Measuring in ABM isn’t just about the metrics post-deal close nor is it just about benchmarking your pre-ABM state of the business. Account-based marketing is a strategic marketing approach that measures pre-ABM, present-ABM, and post-campaign metrics to better inform future campaigns, sales and marketing strategies, and organizational business objectives.
The first step to measuring is a combination of defining and measuring. At the very least, an ABM-ready business will measure the number of leads and the conversion of those leads into opportunities and customers. This makes the transition to thinking in terms of accounts rather than leads much smoother for the entire organization. Additionally, it is key to have definitions in place for each lifecycle stage, including:
Marketing qualified lead
Sales qualified lead (or Sales Accepted Lead)
If you have these definitions set in your organization and you are measuring lead conversions, you are headed in the right direction for ABM. If not, take the time to flesh these out in your next meeting to help all parties get on the same page – after all, ABM cannot succeed without organizational alignment.
Technology is crucial for ABM success. Now, that doesn’t mean just because you purchased and implemented an ABM software that you are ABM-ready. On the contrary, with only a software in place and none of the strategic work completed mentioned in previous sections, the software’s utility is virtually null and void. To be ABM-ready, at the very least a solid technology infrastructure will include a:
Marketing Automation System
Targeted ABM Advertising Tools
Contact Data ID and Augmentation Tool(s)
If these are either implemented in your business with no strategy behind them, or vice versa, make sure both strategy and tech stack are set to go before continuing down the path to an ABM program.
Your tech stack cannot function without content nor data, and because account-based marketing success depends partly on the right content reaching the right audience at the right time, it’s crucial to ensure your organization has content already made or at least the ability to build meaningful, targeted content to support an ABM initiative.
If your organization doesn’t have the capacity to create this kind of content nor the insights with which to drive this kind of content creation, this will be a major roadblock to ABM success.
If your organization has content capacity and a solid tech stack running to engage target accounts, you will be receiving data on your campaign, right? While it’s nice to assume content and tech stack alone will convert, your website must be optimized for conversions.
This means personalization where possible, form optimization, and readily available additional content post-conversion. If your website is not optimized for personalization nor conversions, you will need to do this before moving on with an ABM action plan.
Creating ABM Organizational Alignment
It’s been mentioned a few times already, but in the end, your organization will never be ABM-ready without at least the ability to align across functions, including marketing, sales and operations teams, to fully support an ABM focus. No more siloed departments competing for the spotlight. Everyone is in this together to hit key business objectives like increased average deal size, increased funnel velocity, and increased close rates.

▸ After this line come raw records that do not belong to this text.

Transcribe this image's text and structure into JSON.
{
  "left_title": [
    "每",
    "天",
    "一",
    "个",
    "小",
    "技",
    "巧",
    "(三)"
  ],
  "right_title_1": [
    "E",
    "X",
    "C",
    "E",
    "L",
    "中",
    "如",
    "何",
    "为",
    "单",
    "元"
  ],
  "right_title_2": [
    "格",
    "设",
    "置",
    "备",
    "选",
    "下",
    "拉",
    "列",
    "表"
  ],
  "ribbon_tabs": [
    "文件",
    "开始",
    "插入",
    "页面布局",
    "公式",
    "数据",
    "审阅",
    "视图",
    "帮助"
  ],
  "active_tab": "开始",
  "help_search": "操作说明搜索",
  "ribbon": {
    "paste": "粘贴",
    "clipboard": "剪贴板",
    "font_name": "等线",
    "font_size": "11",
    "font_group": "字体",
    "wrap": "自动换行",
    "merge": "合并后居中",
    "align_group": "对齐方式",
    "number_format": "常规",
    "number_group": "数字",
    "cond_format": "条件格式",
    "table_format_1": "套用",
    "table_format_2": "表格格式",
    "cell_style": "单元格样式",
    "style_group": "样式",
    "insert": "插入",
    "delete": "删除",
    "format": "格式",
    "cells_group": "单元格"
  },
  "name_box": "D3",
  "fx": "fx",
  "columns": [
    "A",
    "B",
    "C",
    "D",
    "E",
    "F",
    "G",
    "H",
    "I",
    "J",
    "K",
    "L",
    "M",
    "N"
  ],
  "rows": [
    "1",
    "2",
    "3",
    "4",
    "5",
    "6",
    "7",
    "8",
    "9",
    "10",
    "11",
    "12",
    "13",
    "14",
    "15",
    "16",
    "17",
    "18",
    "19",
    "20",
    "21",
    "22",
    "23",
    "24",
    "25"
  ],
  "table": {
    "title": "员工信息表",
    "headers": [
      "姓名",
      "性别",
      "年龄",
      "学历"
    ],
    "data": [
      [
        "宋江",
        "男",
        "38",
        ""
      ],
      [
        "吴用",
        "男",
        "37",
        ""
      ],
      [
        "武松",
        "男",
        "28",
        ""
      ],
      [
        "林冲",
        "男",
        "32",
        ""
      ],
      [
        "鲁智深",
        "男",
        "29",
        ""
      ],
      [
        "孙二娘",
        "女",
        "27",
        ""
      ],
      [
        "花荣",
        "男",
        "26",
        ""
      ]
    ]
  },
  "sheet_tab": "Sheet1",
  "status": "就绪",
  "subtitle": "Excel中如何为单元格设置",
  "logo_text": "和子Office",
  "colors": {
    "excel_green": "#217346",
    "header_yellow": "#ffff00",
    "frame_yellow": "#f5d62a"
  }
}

It might seem like a heroic task to get your organization ABM-ready, but once it is ABM ready, the rest of the process towards ABM program implementation becomes much smoother.